INSTRUCTIONS FOR THE TASK: Search the records for the word "Aplicar" and copy each line in which it appears.

DATASET RECORDS:
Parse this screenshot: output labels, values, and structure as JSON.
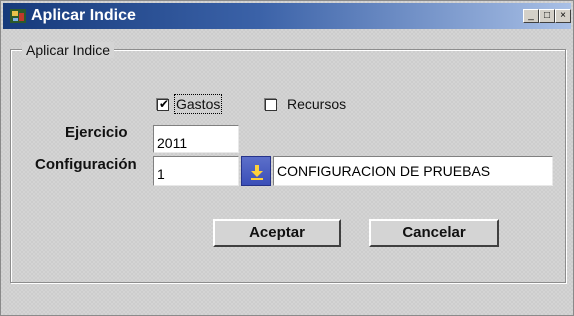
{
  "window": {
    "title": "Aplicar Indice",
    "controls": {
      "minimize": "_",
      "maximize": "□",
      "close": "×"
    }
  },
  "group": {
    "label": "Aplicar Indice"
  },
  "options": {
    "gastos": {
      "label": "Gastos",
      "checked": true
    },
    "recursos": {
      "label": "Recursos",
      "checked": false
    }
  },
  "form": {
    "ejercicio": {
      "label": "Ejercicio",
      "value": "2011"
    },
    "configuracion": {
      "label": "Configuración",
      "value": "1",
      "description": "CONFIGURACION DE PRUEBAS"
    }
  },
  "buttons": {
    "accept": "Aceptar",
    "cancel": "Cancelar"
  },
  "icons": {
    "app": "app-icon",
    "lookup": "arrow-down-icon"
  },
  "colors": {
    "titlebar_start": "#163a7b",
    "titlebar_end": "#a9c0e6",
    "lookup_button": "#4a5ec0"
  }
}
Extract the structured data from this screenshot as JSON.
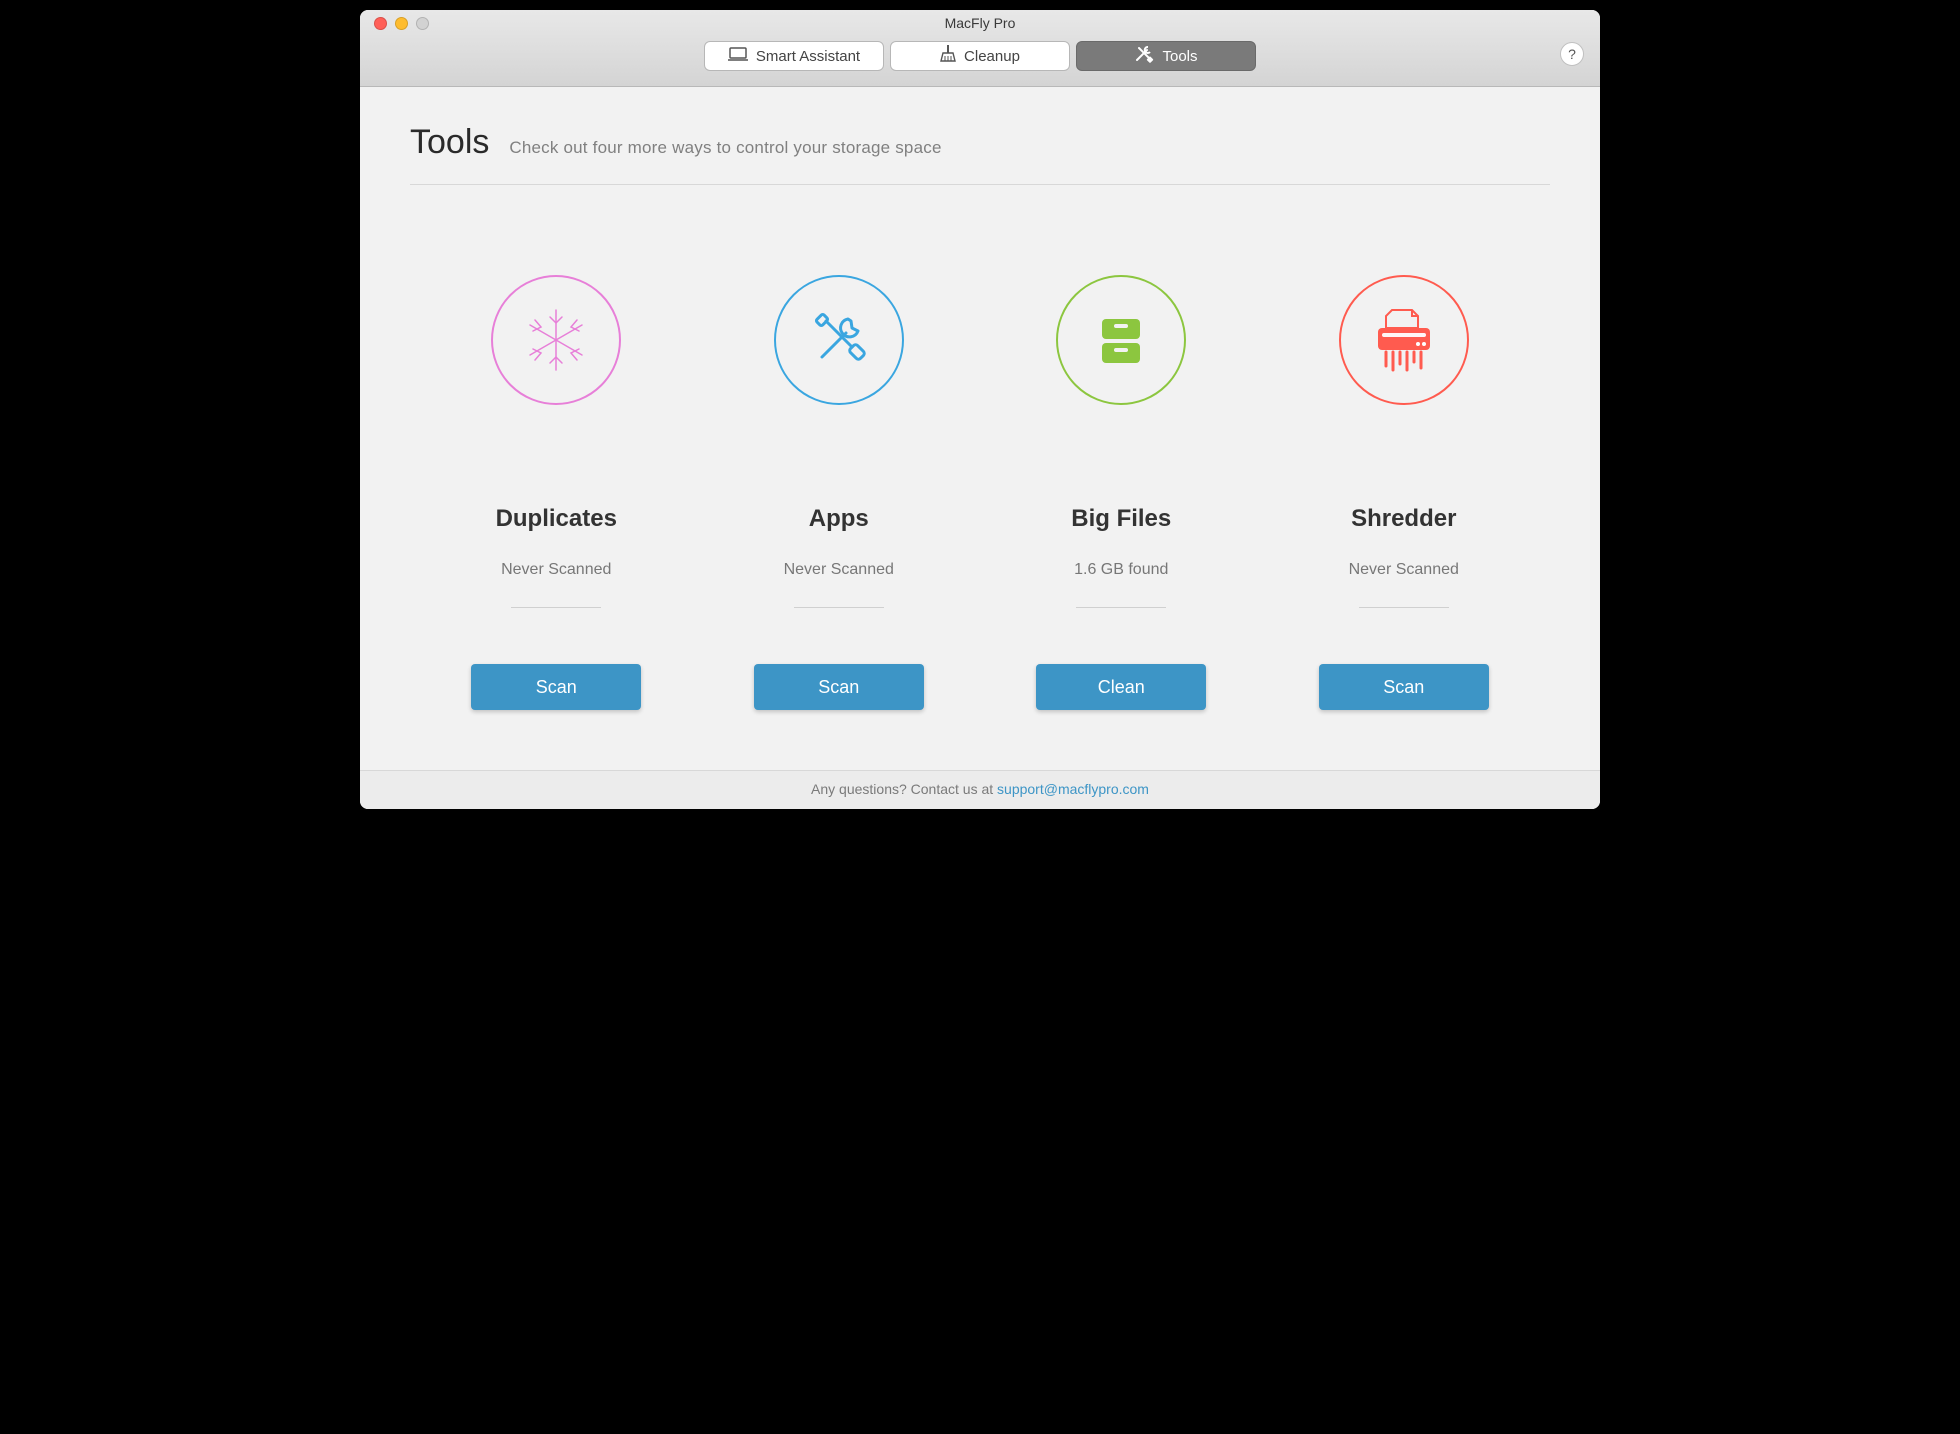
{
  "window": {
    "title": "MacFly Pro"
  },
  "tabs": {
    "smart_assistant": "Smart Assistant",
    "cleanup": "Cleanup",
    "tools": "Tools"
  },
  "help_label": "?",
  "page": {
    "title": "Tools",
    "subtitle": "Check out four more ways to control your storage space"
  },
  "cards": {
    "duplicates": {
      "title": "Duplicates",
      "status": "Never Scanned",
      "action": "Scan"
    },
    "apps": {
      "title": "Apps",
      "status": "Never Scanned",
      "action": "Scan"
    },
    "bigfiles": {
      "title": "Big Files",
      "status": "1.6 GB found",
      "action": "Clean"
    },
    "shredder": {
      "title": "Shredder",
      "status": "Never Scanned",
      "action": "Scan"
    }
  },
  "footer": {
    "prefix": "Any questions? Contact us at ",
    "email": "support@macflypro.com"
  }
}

RESPONSE AREA:
    "title": "Aplicar Indice",
    "label": "Aplicar Indice"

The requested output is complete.